David Brown and his son Chase want to see the evidence for themselves: Are cover crops really going to deliver on the promise of increased yields and improved soils health? By joining the Soil Health Partnership, they believe the answer is yes—and have put their own fields to the test.
Farmers are a notoriously skeptical lot. The hard-won experience of bringing a crop to harvest can sometimes mean that newer, untried methods are met with a wary eye. Cover crops are not completely “new” to farming. But having scientific data that proves their worth? That’s something new that has one father-son farming operation excited about the Soil Health Partnership.
“You can’t open any farming publication today without seeing the ‘cover crop’ buzzword,“ says Chase Brown, a Decatur, Ill. farmer. “We keep hearing all of these claims: Yield bumps! Sequester nitrogen! More organic matter! As part of the Soil Health Partnership, we’re ready and excited to prove it for ourselves.”
David Brown and son Chase farm more than 4,000 acres in central Illinois. They grow corn, soybeans and wheat, plus forages and hay for their cattle. David was raised on a farm and came back to it in the mid 1970s. Farming is all Chase has ever known or wanted to do. He came back to the family farm after graduating from Illinois State University in 2010.

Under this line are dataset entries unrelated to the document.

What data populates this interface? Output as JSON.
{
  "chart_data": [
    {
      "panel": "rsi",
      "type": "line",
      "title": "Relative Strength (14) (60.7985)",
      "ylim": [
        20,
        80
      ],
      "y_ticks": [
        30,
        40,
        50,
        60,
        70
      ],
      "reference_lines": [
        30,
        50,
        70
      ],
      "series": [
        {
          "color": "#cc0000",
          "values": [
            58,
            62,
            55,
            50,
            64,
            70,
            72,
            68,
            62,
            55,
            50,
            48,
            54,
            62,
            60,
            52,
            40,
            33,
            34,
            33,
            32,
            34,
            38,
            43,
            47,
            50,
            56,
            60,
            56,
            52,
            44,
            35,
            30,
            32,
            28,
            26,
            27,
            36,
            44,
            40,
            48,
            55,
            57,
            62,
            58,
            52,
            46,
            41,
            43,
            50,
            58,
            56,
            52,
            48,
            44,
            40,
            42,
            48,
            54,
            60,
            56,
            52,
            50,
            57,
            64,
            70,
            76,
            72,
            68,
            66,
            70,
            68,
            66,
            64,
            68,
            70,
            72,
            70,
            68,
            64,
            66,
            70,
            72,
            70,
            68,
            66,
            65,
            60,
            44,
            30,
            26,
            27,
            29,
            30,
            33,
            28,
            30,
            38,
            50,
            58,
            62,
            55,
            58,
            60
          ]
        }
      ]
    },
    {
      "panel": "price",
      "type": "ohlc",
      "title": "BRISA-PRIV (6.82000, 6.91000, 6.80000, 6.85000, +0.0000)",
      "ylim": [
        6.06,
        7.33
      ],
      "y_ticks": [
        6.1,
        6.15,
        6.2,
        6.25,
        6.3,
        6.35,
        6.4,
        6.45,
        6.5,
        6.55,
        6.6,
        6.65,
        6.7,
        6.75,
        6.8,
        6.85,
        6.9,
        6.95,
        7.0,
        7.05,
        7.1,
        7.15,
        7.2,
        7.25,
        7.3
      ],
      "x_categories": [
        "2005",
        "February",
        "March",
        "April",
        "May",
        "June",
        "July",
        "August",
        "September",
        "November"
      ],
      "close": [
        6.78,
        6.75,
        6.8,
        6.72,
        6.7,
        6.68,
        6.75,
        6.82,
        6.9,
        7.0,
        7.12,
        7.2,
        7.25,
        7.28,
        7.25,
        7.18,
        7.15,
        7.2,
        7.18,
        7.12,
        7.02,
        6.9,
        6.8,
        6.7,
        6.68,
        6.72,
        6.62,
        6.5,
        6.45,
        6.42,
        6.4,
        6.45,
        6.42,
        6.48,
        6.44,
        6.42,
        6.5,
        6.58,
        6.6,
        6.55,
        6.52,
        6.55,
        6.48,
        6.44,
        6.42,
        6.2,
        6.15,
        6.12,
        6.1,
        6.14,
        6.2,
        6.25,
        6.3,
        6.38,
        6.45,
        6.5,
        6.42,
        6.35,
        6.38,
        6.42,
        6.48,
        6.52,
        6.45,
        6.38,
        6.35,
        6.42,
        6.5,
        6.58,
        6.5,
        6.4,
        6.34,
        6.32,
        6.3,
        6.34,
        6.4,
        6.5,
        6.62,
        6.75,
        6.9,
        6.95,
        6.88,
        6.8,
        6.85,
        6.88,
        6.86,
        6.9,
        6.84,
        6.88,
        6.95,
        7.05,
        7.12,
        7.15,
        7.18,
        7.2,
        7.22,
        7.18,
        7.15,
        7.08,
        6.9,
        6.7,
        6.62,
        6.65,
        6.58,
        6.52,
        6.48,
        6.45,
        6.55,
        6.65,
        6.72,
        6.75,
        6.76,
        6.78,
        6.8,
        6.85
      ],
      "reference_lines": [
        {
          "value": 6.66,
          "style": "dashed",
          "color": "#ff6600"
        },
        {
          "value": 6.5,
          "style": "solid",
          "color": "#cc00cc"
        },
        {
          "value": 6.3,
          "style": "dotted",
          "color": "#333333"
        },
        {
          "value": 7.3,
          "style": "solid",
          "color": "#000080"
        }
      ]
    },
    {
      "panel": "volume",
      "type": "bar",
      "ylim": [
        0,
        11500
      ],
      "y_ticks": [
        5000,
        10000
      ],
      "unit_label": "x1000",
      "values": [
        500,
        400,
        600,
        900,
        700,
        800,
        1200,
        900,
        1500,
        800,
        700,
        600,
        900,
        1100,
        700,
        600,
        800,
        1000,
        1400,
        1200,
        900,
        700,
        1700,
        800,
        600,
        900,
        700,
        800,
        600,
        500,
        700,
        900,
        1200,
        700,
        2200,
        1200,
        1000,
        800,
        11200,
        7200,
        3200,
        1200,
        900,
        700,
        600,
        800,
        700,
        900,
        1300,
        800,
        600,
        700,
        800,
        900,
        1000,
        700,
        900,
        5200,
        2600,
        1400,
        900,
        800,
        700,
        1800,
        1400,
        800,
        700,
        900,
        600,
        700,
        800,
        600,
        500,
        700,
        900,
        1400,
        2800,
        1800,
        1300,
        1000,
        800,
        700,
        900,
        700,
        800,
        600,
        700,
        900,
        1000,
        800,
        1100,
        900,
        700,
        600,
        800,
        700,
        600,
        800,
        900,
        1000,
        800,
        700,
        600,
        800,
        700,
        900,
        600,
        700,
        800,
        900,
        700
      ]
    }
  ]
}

Catching a Buzz: Cover Crops
Cover crops may be the buzzword now, but the Browns made use of them years ago, although not in the way that they are testing plots with the Soil Health Partnership today. Their interest in cover crops was “back door,” as David tells it. In 2012, they had a simple yet urgent need: to feed their cattle.
“Demand for herd feed was high and hard to come by. We started looking at cover crops like rye, clover and radish,” he said. “With those cover crops, we were able to feed our 60 head of Hereford purebred cattle all the way through January with very little need for hay.”

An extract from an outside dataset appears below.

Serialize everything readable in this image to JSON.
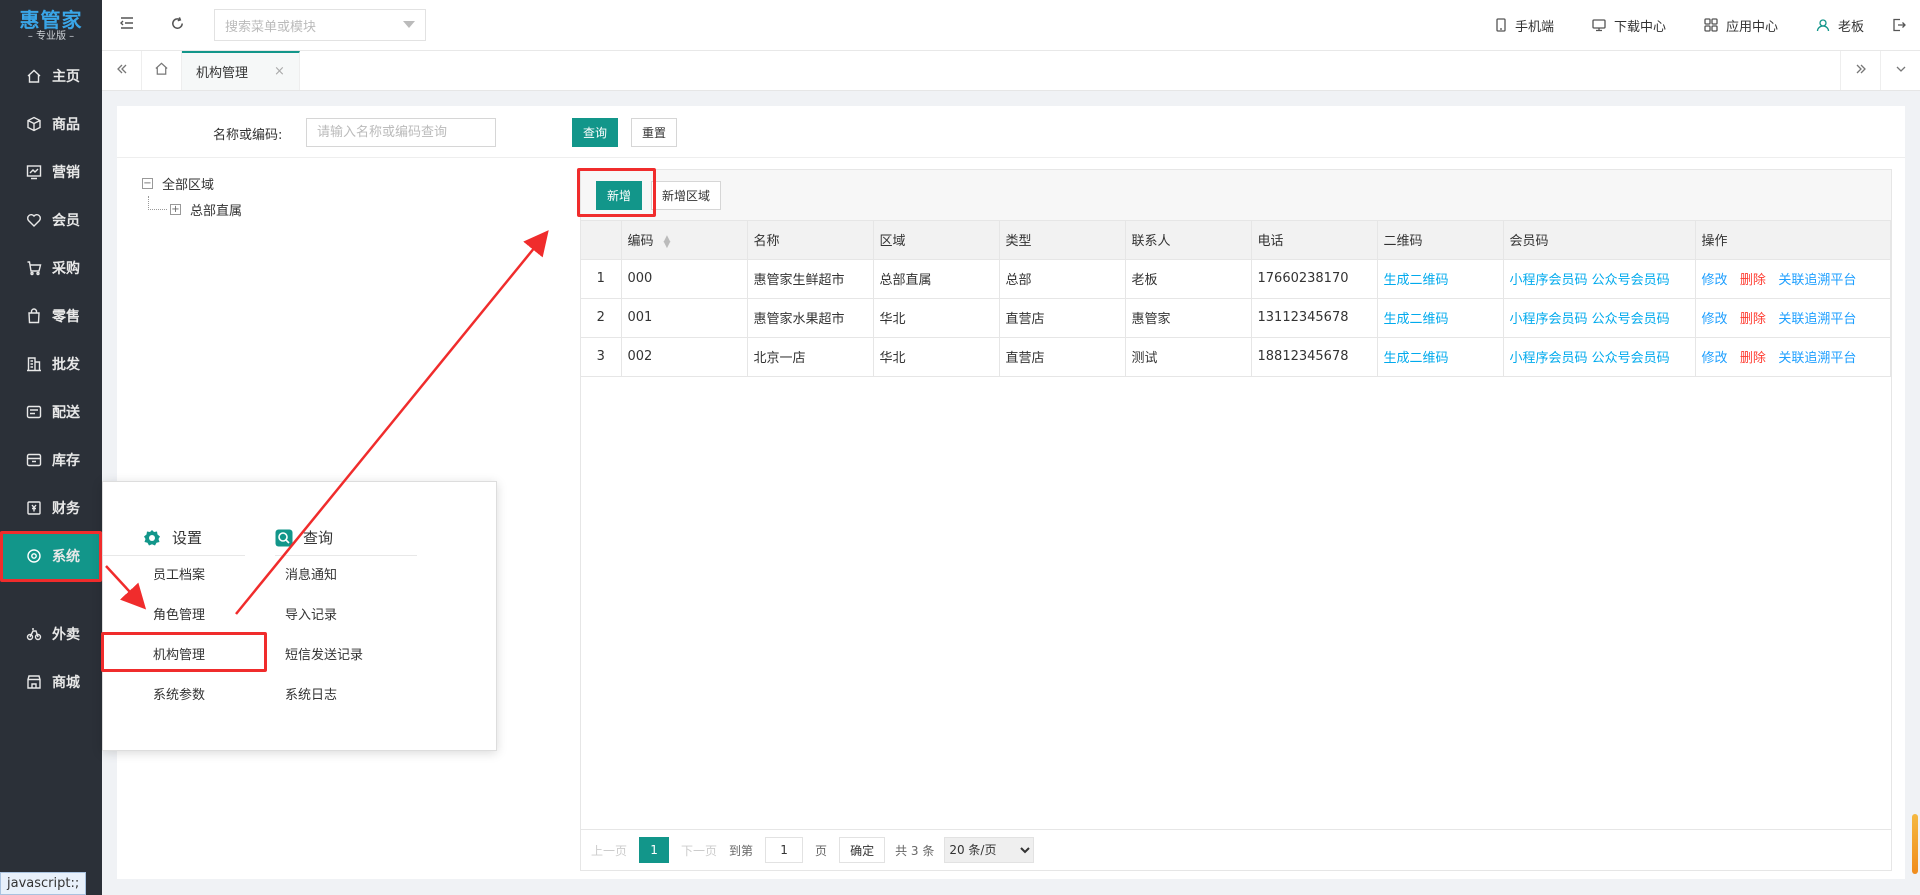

One challenge for the Browns with cover crops early on has been how to get them established in the field for a long enough growing season in Illinois. Ideally, they need to be planted in the fall while the cash crop is also still in the field. This gives the cover crops plenty of warm weather to establish before a killing frost.
“We had tried flying on cover crops in years past to help prevent erosion, but we had very poor success,” said David. “We need to be able to get seeds in the ground while corn is still in the field to get a good start on the growing season. The technology of planting cover crops is finally catching up.”
“Demand for herd feed was high and hard to come by. We started looking at cover crops like rye, clover and radish,” he said.
“With those cover crops, we were able to feed
our 60 head of Hereford purebred cattle all the way
through January with very little need for hay.”
Photo courtesy of The Progressive Farmer
More than a Flash-in-the-Pan
Their year of success with cover crops sparked their interest in seeing what else was possible, and the pair became active in the Soil Health Partnership in 2014.
“The big driving force for me with the Soil Health Partnership is that it isn’t a one year flash-in-the-pan,” said Chase. “We will have to do it multiple years to see how this is going to go.”
On the Brown farm, the SHP test plot is laid out in strips 120 feet wide alongside crops grown in a conventional manner without cover crops or no-till. This will allow the SHP and the Browns to compare side-by-side results over a five-year period of the same crops growing in the same field under the same conditions—but using different methods.
“At the end of the five years, hopefully we can say we do have just the right amount of nitrogen in the soil, a good yield bump and improved organic matter in the soil,” said Chase. “I want to see if these claims are true and I want to see it for myself on our land.”
David agrees: “We want to put it to the test. But farming is never a one-year story. We know it won’t be right away. Its going to be a generational thing.”
David says farming is “very aggressive” in Illinois.
“Land is expensive and we pay high cash rents. We believe this research and our investment in it will be worth it to learn how to improve our soil and make it better for the future.”